* [PROBLEM TO SOLVE]
Each record listed below is to be output exactly as written.

* [SUPPLIED DATA]
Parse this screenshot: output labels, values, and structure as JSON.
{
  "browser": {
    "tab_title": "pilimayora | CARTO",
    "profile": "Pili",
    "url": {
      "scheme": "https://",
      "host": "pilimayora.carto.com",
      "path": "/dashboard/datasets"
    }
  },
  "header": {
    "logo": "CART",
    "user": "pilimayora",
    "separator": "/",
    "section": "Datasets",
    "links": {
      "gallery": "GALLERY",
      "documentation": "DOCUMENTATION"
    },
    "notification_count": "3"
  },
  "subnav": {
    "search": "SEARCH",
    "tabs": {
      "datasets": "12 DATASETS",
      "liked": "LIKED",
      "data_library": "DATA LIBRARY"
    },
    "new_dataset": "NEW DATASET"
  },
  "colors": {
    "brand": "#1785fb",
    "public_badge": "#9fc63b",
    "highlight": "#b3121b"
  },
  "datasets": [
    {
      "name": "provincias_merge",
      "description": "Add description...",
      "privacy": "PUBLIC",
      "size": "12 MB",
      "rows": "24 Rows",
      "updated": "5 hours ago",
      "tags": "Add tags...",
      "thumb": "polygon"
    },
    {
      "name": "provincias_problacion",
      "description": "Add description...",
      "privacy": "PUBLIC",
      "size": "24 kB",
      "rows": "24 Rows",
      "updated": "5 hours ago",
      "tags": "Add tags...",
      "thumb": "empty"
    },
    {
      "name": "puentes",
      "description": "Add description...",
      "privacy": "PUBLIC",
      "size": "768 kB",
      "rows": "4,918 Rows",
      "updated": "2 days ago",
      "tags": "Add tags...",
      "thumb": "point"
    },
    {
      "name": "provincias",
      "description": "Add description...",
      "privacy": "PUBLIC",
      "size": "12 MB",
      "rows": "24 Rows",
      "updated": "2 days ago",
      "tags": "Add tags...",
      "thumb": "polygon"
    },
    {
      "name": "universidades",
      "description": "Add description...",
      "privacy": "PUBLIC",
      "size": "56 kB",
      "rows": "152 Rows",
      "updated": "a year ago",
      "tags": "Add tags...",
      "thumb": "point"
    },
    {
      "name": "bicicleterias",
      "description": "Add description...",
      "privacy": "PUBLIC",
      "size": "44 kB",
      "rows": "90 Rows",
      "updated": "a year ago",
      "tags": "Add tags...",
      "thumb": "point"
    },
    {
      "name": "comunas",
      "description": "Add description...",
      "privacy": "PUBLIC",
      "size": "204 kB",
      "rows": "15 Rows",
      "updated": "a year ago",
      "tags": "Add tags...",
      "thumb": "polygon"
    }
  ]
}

* [EXERCISE OUTPUT]
Parse this screenshot: output labels, values, and structure as JSON.
{
  "browser": {
    "tab_title": "pilimayora | CARTO",
    "profile": "Pili",
    "url": {
      "scheme": "https://",
      "host": "pilimayora.carto.com",
      "path": "/dashboard/datasets"
    }
  },
  "header": {
    "logo": "CART",
    "user": "pilimayora",
    "separator": "/",
    "section": "Datasets",
    "links": {
      "gallery": "GALLERY",
      "documentation": "DOCUMENTATION"
    },
    "notification_count": "3"
  },
  "subnav": {
    "search": "SEARCH",
    "tabs": {
      "datasets": "12 DATASETS",
      "liked": "LIKED",
      "data_library": "DATA LIBRARY"
    },
    "new_dataset": "NEW DATASET"
  },
  "colors": {
    "brand": "#1785fb",
    "public_badge": "#9fc63b",
    "highlight": "#b3121b"
  },
  "datasets": [
    {
      "name": "provincias_merge",
      "description": "Add description...",
      "privacy": "PUBLIC",
      "size": "12 MB",
      "rows": "24 Rows",
      "updated": "5 hours ago",
      "tags": "Add tags...",
      "thumb": "polygon"
    },
    {
      "name": "provincias_problacion",
      "description": "Add description...",
      "privacy": "PUBLIC",
      "size": "24 kB",
      "rows": "24 Rows",
      "updated": "5 hours ago",
      "tags": "Add tags...",
      "thumb": "empty"
    },
    {
      "name": "puentes",
      "description": "Add description...",
      "privacy": "PUBLIC",
      "size": "768 kB",
      "rows": "4,918 Rows",
      "updated": "2 days ago",
      "tags": "Add tags...",
      "thumb": "point"
    },
    {
      "name": "provincias",
      "description": "Add description...",
      "privacy": "PUBLIC",
      "size": "12 MB",
      "rows": "24 Rows",
      "updated": "2 days ago",
      "tags": "Add tags...",
      "thumb": "polygon"
    },
    {
      "name": "universidades",
      "description": "Add description...",
      "privacy": "PUBLIC",
      "size": "56 kB",
      "rows": "152 Rows",
      "updated": "a year ago",
      "tags": "Add tags...",
      "thumb": "point"
    },
    {
      "name": "bicicleterias",
      "description": "Add description...",
      "privacy": "PUBLIC",
      "size": "44 kB",
      "rows": "90 Rows",
      "updated": "a year ago",
      "tags": "Add tags...",
      "thumb": "point"
    },
    {
      "name": "comunas",
      "description": "Add description...",
      "privacy": "PUBLIC",
      "size": "204 kB",
      "rows": "15 Rows",
      "updated": "a year ago",
      "tags": "Add tags...",
      "thumb": "polygon"
    }
  ]
}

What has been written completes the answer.